One man’s trash is oftentimes another man’s treasure.
You’ve heard that expression before, but for many people who frequent Yellowknife’s solid waste facility, it’s a philosophy that drives their way of life.
That philosophy will be the subject of a forthcoming documentary that was shot in the NWT capital between 2009 and 2014.
Elliott, who’s based in New York City, says the film will tell the story of how Yellowknife’s dump has changed over the years, and how many residents have bought into what she calls a ‘thrift culture’.
“Yellowknife, as far as I could tell, had by far and away the largest dump that’s still open to the public,” she said when asked why she came to Yellowknife.
Elliott, now shooting her third feature documentary, has made a career of capturing regional culture in photography and film.
But in Yellowknife, the Princeton University graduate says she found something different in the way residents handle their garbage.

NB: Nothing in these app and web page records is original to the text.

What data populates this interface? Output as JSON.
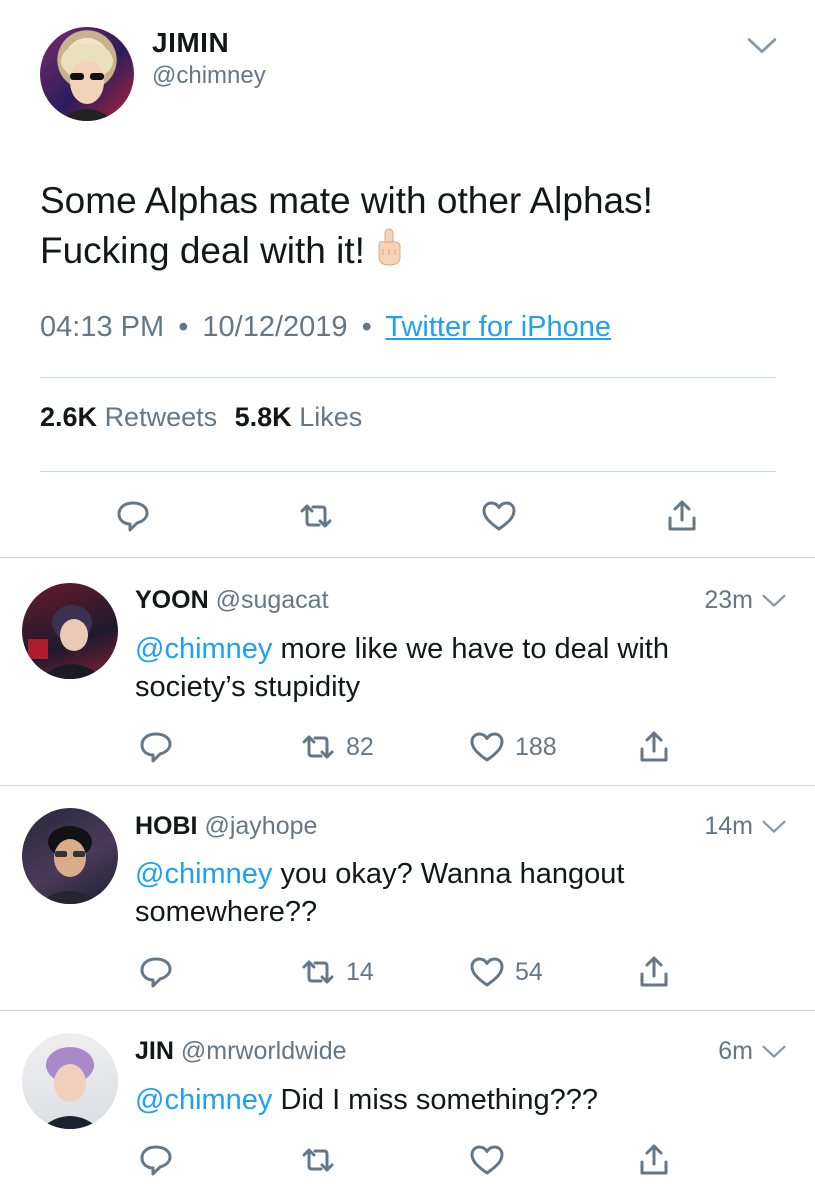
{
  "main_tweet": {
    "name": "JIMIN",
    "handle": "@chimney",
    "text_line1": "Some Alphas mate with other Alphas!",
    "text_line2": "Fucking deal with it!",
    "emoji": "middle-finger",
    "time": "04:13 PM",
    "sep1": "•",
    "date": "10/12/2019",
    "sep2": "•",
    "source": "Twitter for iPhone",
    "retweets_count": "2.6K",
    "retweets_label": "Retweets",
    "likes_count": "5.8K",
    "likes_label": "Likes"
  },
  "replies": [
    {
      "name": "YOON",
      "handle": "@sugacat",
      "time": "23m",
      "mention": "@chimney",
      "text": " more like we have to deal with society’s stupidity",
      "retweets": "82",
      "likes": "188"
    },
    {
      "name": "HOBI",
      "handle": "@jayhope",
      "time": "14m",
      "mention": "@chimney",
      "text": " you okay? Wanna hangout somewhere??",
      "retweets": "14",
      "likes": "54"
    },
    {
      "name": "JIN",
      "handle": "@mrworldwide",
      "time": "6m",
      "mention": "@chimney",
      "text": " Did I miss something???",
      "retweets": "",
      "likes": ""
    }
  ],
  "icons": {
    "reply": "reply-icon",
    "retweet": "retweet-icon",
    "like": "heart-icon",
    "share": "share-icon",
    "menu": "chevron-down-icon"
  },
  "colors": {
    "accent": "#1da1f2",
    "muted": "#657786",
    "text": "#14171a",
    "divider": "#ccd6dd"
  }
}
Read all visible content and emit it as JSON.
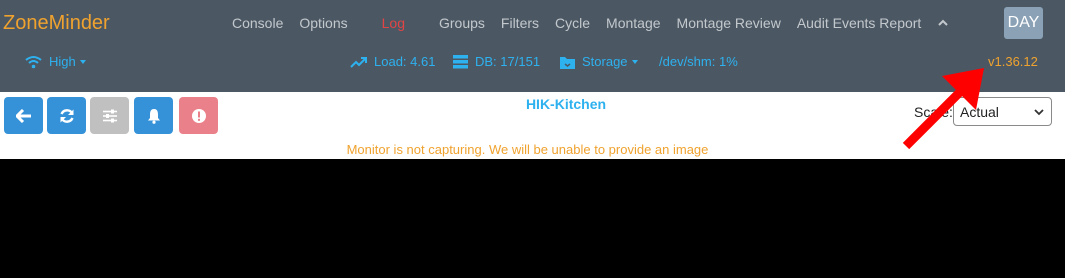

“I think it was really interesting to sort of see that there were people in Yellowknife, the salvagers especially, who were really committed [to the environment],” she said.
“They really felt invested in kind of making sure that stuff was recycled and kept out of the landfill. There also seems to be a real investment in thrift. The thrift culture is really important in the North.”
Because Yellowknife can be so transient, it’s not uncommon for people to drop off higher quality items at the dump before heading out of town.
That’s a dream scenario for salvagers, who divert other people’s unwanted goods from the landfill by claiming them as their own.
“It’s an attitude that you don’t see everywhere,” said Elliott. “You know, it’s a little bit out of fashion in the rest of North America and I found it really refreshing and interesting.
“It really struck me as different than the way a lot of other cities see their waste.”
‘I will never buy an inflatable snowman again’
Elliott says she found a wide variety of ‘weird’ items over the course of her shoot in Yellowknife.
“One of the weirdest [things I came across] was a collection of marionette clown dolls, but it really ran the gamut,” she said.
“The most common thing, by far and away, were Christmas decorations. I will never buy an inflatable snowman again in my life.”
Other notable finds, she said, included quality furniture, porn collections, caribou carcasses and even wedding dresses.
While Elliott admitted to being shocked by some of her discoveries, she believes many of them can be explained by Yellowknife’s ‘thrift culture’ and geographical isolation.
Since wrapping up her shoot two years ago, Elliott has teamed up with a producer and an editor in hopes of debuting Salvage this time next year.
You can track the project for yourself on Twitter.